▶ **Work order**:
Copy out each line of the material below that holds the string "folder".

▶ **Records supplied**:
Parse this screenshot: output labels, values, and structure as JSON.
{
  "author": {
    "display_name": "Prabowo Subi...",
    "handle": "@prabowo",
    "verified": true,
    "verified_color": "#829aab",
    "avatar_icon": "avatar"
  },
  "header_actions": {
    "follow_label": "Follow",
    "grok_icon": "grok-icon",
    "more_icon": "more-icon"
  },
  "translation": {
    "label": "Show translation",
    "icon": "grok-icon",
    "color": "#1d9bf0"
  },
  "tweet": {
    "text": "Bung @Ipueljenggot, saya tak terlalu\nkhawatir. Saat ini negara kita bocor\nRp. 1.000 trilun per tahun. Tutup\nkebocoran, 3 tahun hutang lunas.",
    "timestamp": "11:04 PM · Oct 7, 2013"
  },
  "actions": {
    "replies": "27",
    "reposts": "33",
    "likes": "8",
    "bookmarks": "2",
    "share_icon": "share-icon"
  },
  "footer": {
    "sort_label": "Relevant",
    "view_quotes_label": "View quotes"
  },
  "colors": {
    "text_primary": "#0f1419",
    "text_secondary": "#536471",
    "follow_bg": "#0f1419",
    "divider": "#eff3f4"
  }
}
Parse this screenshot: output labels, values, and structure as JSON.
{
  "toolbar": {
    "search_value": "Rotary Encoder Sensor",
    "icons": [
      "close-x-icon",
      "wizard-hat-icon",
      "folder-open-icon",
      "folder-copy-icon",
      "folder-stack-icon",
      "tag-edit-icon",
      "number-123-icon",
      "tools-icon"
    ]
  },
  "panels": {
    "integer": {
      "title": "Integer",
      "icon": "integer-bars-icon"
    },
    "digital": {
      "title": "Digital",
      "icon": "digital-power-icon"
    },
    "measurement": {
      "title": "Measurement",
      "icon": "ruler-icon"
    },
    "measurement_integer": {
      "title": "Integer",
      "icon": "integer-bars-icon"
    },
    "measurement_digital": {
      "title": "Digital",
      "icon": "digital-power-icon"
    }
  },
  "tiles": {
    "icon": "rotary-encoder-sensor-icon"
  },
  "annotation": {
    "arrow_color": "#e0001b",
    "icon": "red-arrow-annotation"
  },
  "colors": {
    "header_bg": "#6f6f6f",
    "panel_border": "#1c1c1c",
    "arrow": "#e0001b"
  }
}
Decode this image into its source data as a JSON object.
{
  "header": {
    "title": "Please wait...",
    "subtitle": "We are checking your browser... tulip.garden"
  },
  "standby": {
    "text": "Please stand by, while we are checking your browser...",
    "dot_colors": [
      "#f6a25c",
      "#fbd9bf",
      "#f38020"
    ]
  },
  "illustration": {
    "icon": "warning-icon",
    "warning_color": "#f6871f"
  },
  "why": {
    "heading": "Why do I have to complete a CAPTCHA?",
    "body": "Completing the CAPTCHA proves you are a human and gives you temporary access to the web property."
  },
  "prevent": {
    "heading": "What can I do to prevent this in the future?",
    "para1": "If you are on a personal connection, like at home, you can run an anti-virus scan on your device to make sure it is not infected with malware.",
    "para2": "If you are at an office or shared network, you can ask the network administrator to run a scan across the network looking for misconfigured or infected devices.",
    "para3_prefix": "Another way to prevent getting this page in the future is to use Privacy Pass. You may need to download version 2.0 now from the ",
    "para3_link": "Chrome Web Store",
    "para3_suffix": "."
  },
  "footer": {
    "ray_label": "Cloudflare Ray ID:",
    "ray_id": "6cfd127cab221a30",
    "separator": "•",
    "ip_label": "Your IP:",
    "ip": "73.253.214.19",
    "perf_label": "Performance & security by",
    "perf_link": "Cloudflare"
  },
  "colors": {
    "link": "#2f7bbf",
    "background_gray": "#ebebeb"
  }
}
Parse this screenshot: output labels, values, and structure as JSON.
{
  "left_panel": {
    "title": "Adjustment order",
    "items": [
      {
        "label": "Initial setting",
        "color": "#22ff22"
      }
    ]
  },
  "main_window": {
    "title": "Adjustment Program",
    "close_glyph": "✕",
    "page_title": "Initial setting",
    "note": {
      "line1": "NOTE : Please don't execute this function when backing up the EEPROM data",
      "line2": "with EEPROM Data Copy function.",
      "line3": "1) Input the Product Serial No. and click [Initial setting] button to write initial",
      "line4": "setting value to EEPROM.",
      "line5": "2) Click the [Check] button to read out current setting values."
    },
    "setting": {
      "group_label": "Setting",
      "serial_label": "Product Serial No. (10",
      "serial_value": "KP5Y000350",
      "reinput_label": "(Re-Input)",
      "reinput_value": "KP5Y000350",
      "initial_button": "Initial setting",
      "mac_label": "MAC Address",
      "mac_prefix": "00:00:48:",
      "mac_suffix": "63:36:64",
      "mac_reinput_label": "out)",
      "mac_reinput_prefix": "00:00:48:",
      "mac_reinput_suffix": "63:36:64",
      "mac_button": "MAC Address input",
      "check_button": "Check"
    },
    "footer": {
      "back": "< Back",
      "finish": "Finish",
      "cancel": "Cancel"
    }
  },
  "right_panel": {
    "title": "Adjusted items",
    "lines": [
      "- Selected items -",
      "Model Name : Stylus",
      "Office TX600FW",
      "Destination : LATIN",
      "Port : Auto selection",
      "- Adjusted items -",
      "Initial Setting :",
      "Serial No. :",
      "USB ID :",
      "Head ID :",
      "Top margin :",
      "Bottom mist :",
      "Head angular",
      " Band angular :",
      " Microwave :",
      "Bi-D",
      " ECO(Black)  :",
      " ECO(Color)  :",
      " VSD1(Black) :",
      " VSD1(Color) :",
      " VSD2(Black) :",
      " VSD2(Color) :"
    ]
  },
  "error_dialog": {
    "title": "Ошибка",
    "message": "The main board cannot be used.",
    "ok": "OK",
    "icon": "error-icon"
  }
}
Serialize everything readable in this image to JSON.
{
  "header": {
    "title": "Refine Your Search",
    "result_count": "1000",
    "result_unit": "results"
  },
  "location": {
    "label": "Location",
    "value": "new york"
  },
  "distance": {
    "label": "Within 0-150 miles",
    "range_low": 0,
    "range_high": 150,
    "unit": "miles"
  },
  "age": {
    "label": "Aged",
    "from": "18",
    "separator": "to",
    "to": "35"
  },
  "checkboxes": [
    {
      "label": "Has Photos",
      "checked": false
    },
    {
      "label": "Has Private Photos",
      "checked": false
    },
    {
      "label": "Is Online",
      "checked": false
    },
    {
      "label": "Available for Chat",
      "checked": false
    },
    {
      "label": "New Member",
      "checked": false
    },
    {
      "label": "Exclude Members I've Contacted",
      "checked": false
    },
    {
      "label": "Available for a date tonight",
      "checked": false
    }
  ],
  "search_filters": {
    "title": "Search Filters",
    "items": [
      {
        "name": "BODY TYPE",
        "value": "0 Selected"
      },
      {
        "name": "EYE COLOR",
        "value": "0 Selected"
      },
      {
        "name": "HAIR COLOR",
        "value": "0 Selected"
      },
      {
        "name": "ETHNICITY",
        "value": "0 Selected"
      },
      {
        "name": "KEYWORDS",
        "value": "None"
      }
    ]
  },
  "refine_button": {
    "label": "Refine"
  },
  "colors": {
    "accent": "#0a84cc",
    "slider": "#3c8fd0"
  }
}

▶ **Result below**:
      "folder-open-icon",
      "folder-copy-icon",
      "folder-stack-icon",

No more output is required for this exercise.